I resigned from my first corporate job in 2008. Took a one year break, followed by a paycut job. In 2010, I went back to the corporate world a second time until last year where I decided to resign to be a full time caregiver to my mom who needs me.
If you need a break, you still gotta have that break before you break
Many people are really stressed up to the max. For those of you who are in this situation, you may have tried all sorts of methods- gym, having active social life, venting your frustration to friends, blogs, etc- but the fact is, you would know if you are reaching your breaking point.
Even though a lot of people may try to tell you to relax, they would just trigger a defensive response from you, ‘it’s easy for you to say! You are not in my shoes, you don’t understand….” And you may continue with the story of how the management, traffic jam, unhelpful colleagues, the political situation, etc is ‘out to get you’ and making you miserable.
Of course, it is ultimately how we react to demands and stressors of everyday work life. But if that view is also tied to some unresolved personal issues, it cannot be solved by just taking a few days’ off… or jumping to yet another demanding job (from the frying pan to the fire).
But before you take that break, please ensure that you have enough savings and that you do not burn bridges- because the world is small, you’ll never know anything you say or do would come back and haunt you in your next job search…
My 2 years break
After resigning from my last corporate job in 2008, I was away travelling. Then I took a job with a paycut– and I would always be grateful for this previous boss who had decided to take me in as during the interview he had already made the decision to hire me.
The best lessons that I have learned working for him and his company is humility and that it is really how we deal with the situation that makes the difference. During that year, I had time and energy (due to the nature of the work is not fast paced) to basically slow down and have more time to reflect on a lot of things (when previously most of my brain cells were tied up into solving problems, writing processes, etc). I had more time to observe and really learn to emphasize deeply with others.
Everywhere we work, we will face challenges. You can be working in a ‘relaxing’ job in a slow paced environment and still be stressed- for some people, when the mind is too bored, it may go around creating or looking for problems.

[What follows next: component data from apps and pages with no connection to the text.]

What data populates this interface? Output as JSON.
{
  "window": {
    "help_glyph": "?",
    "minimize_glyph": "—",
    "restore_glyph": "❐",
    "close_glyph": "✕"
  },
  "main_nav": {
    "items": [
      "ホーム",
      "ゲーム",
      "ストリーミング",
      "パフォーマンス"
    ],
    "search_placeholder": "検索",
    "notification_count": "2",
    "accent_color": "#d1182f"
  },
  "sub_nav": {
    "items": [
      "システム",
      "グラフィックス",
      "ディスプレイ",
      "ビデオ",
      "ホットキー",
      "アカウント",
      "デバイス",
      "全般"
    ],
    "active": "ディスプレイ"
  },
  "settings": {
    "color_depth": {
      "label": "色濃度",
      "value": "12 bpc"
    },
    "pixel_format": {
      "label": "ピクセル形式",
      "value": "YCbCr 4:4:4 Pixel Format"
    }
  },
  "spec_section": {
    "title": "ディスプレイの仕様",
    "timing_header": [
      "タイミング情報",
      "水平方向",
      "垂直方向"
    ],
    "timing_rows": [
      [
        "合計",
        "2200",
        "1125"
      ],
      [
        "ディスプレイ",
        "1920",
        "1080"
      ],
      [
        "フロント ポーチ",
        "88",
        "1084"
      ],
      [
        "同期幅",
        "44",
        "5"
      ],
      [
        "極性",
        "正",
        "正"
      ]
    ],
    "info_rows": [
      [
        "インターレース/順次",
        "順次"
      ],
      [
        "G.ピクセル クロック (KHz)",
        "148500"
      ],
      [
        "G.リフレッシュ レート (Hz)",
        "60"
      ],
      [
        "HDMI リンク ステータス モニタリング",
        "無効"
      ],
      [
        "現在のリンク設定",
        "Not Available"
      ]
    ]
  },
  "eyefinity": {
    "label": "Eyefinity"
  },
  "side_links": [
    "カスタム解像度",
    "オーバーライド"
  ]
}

Even a low paying job like a cleaner can be terrible. When a cleaner cleans the toilet and puts up a sign outside the washroom, people just ignore the signs and walk in with their dirty shoes, causing dirty footmarks all over the wet mopped floor. So when the supervisor comes to check, the poor cleaner gets the shelling.
And that happens quite often- with only $500 pay a month working 10 to 12 hours cleaning many floors, it’s sad. Office cleaners also always get scolded or blamed when things go missing. When they are sick, the boss does not pay for the cost of their treatment and medicine.
When I was in the rural areas of Thailand, I see that jobs are hard to come by. Many families rely on planting crops and then doing labor work- most of these people I know are kind and very ‘genuine’ people. A lot involves physical labor- with pay that is times lower than even my paycut job. Indeed, we are really blessed- but instead, we spent our lives stressing ourselves focusing on the shortcomings of other people or yearning for fame and fortune of other people.
I had time to really look within myself under the guidance of a good teacher. I have learned more in the last 2 years of my life than all the years in my life combined. I learned to undo a number conditionings and limitations that I have set for myself that had brought me nothing but unhappiness and discontentment in the past. The journey had not been easy but it has been most rewarding.
When you really learn to turn within, truths that you first realize about yourself may be so unpleasant and shocking. It’s always easier to go on blaming external circumstances for all our problems in life. But when we do that, we would always be dependant on external circumstances for our happiness- we would believe that we would be happy if only……we have more money, we have a better job, better car, better house, someone special, live in another country, etc.
I went back to a job that was similar with my previous corporate job. Different company but similar demands and responsibilities. But my stress level’s very much different- because of change in attitude.
In my personal life, I am managing my finances much better- in the past, I used to waste money on shopping and lattes- buying things that I do not need and ruining my health.
Now, I no longer walk into a premier shopping mall and buy a pair of ugly looking but highly branded shoes for few hundred bucks just to console myself for being in a life that I did want.
Now, I’ve discovered and wearing more comfortable shoes that is 10 times less the price. I lost close to 30 pounds without deprivation or cutting my favourite food. I sleep better at night and no longer wake up feeling drained. My room and cupboard are not longer messy and my workdesk no longer cluttered. People I love looked happier because they don’t see me losing my temper (sometimes on them).
Therefore, the problem was not with the job, or other people. The problem was actually with me…. all along.
Yet, if I had not taken that break and left that job two years ago, I would not be the person that I am today.
Eventually as my mother was unwell, I decided to resign to be a full time caregiver after 6.5 years with the second company.